• Task requirements: Write the records out again, precisely as they stand.

(Items from an interface collection)
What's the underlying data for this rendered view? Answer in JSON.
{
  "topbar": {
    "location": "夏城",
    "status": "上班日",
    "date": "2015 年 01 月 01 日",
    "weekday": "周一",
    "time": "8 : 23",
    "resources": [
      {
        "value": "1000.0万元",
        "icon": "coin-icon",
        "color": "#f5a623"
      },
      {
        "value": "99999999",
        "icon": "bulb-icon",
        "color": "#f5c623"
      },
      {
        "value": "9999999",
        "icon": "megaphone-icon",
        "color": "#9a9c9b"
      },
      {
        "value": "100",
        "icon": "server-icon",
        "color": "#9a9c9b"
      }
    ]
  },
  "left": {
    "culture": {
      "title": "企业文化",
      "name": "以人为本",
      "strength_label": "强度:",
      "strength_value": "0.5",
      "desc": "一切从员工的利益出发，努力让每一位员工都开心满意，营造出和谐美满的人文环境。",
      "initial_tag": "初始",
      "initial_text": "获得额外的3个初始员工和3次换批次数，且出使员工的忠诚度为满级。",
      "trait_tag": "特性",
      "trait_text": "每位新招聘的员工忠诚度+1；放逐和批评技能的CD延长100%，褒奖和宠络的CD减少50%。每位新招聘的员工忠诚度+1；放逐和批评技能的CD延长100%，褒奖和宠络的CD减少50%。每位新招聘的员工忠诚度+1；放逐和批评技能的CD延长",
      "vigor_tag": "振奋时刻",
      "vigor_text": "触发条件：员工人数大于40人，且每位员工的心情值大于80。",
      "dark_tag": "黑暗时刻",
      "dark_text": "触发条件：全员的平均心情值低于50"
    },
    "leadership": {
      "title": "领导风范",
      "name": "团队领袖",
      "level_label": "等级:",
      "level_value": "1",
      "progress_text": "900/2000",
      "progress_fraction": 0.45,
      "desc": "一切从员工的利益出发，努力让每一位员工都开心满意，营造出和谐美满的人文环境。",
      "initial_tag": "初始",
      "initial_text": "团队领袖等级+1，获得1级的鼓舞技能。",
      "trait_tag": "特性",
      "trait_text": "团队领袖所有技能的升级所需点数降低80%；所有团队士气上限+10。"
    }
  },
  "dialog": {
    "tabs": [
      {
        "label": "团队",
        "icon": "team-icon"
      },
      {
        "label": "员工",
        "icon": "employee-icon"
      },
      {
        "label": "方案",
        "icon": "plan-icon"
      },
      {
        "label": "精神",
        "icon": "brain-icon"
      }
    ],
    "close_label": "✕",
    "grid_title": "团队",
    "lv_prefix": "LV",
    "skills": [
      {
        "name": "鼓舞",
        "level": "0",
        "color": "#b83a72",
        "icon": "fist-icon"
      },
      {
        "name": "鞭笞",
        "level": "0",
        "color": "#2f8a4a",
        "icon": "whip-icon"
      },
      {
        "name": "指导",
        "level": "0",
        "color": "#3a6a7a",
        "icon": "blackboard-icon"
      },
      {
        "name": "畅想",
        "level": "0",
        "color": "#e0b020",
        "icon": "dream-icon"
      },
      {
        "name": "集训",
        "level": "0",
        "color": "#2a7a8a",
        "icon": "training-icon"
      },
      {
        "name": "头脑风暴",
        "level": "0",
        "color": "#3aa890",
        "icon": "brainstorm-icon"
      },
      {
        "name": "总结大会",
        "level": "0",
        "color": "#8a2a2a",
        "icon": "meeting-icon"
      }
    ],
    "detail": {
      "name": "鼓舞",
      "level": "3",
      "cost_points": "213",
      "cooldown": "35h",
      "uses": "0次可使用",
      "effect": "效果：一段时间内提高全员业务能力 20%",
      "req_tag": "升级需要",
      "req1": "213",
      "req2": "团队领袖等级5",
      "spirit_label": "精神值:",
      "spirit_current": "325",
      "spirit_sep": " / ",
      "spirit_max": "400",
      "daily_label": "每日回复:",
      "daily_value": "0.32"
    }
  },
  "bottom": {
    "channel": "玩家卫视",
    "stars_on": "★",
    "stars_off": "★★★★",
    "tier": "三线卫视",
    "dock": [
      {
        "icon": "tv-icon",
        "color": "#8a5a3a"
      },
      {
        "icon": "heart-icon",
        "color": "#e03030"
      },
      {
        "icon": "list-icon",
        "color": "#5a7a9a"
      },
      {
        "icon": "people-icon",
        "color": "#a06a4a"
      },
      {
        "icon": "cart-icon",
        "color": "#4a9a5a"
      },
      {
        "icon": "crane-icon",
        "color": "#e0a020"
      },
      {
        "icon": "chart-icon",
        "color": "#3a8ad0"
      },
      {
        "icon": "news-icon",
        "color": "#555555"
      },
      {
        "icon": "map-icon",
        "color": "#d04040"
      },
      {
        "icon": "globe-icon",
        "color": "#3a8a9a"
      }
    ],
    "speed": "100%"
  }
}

• Written solution:
What's the underlying data for this rendered view? Answer in JSON.
{
  "topbar": {
    "location": "夏城",
    "status": "上班日",
    "date": "2015 年 01 月 01 日",
    "weekday": "周一",
    "time": "8 : 23",
    "resources": [
      {
        "value": "1000.0万元",
        "icon": "coin-icon",
        "color": "#f5a623"
      },
      {
        "value": "99999999",
        "icon": "bulb-icon",
        "color": "#f5c623"
      },
      {
        "value": "9999999",
        "icon": "megaphone-icon",
        "color": "#9a9c9b"
      },
      {
        "value": "100",
        "icon": "server-icon",
        "color": "#9a9c9b"
      }
    ]
  },
  "left": {
    "culture": {
      "title": "企业文化",
      "name": "以人为本",
      "strength_label": "强度:",
      "strength_value": "0.5",
      "desc": "一切从员工的利益出发，努力让每一位员工都开心满意，营造出和谐美满的人文环境。",
      "initial_tag": "初始",
      "initial_text": "获得额外的3个初始员工和3次换批次数，且出使员工的忠诚度为满级。",
      "trait_tag": "特性",
      "trait_text": "每位新招聘的员工忠诚度+1；放逐和批评技能的CD延长100%，褒奖和宠络的CD减少50%。每位新招聘的员工忠诚度+1；放逐和批评技能的CD延长100%，褒奖和宠络的CD减少50%。每位新招聘的员工忠诚度+1；放逐和批评技能的CD延长",
      "vigor_tag": "振奋时刻",
      "vigor_text": "触发条件：员工人数大于40人，且每位员工的心情值大于80。",
      "dark_tag": "黑暗时刻",
      "dark_text": "触发条件：全员的平均心情值低于50"
    },
    "leadership": {
      "title": "领导风范",
      "name": "团队领袖",
      "level_label": "等级:",
      "level_value": "1",
      "progress_text": "900/2000",
      "progress_fraction": 0.45,
      "desc": "一切从员工的利益出发，努力让每一位员工都开心满意，营造出和谐美满的人文环境。",
      "initial_tag": "初始",
      "initial_text": "团队领袖等级+1，获得1级的鼓舞技能。",
      "trait_tag": "特性",
      "trait_text": "团队领袖所有技能的升级所需点数降低80%；所有团队士气上限+10。"
    }
  },
  "dialog": {
    "tabs": [
      {
        "label": "团队",
        "icon": "team-icon"
      },
      {
        "label": "员工",
        "icon": "employee-icon"
      },
      {
        "label": "方案",
        "icon": "plan-icon"
      },
      {
        "label": "精神",
        "icon": "brain-icon"
      }
    ],
    "close_label": "✕",
    "grid_title": "团队",
    "lv_prefix": "LV",
    "skills": [
      {
        "name": "鼓舞",
        "level": "0",
        "color": "#b83a72",
        "icon": "fist-icon"
      },
      {
        "name": "鞭笞",
        "level": "0",
        "color": "#2f8a4a",
        "icon": "whip-icon"
      },
      {
        "name": "指导",
        "level": "0",
        "color": "#3a6a7a",
        "icon": "blackboard-icon"
      },
      {
        "name": "畅想",
        "level": "0",
        "color": "#e0b020",
        "icon": "dream-icon"
      },
      {
        "name": "集训",
        "level": "0",
        "color": "#2a7a8a",
        "icon": "training-icon"
      },
      {
        "name": "头脑风暴",
        "level": "0",
        "color": "#3aa890",
        "icon": "brainstorm-icon"
      },
      {
        "name": "总结大会",
        "level": "0",
        "color": "#8a2a2a",
        "icon": "meeting-icon"
      }
    ],
    "detail": {
      "name": "鼓舞",
      "level": "3",
      "cost_points": "213",
      "cooldown": "35h",
      "uses": "0次可使用",
      "effect": "效果：一段时间内提高全员业务能力 20%",
      "req_tag": "升级需要",
      "req1": "213",
      "req2": "团队领袖等级5",
      "spirit_label": "精神值:",
      "spirit_current": "325",
      "spirit_sep": " / ",
      "spirit_max": "400",
      "daily_label": "每日回复:",
      "daily_value": "0.32"
    }
  },
  "bottom": {
    "channel": "玩家卫视",
    "stars_on": "★",
    "stars_off": "★★★★",
    "tier": "三线卫视",
    "dock": [
      {
        "icon": "tv-icon",
        "color": "#8a5a3a"
      },
      {
        "icon": "heart-icon",
        "color": "#e03030"
      },
      {
        "icon": "list-icon",
        "color": "#5a7a9a"
      },
      {
        "icon": "people-icon",
        "color": "#a06a4a"
      },
      {
        "icon": "cart-icon",
        "color": "#4a9a5a"
      },
      {
        "icon": "crane-icon",
        "color": "#e0a020"
      },
      {
        "icon": "chart-icon",
        "color": "#3a8ad0"
      },
      {
        "icon": "news-icon",
        "color": "#555555"
      },
      {
        "icon": "map-icon",
        "color": "#d04040"
      },
      {
        "icon": "globe-icon",
        "color": "#3a8a9a"
      }
    ],
    "speed": "100%"
  }
}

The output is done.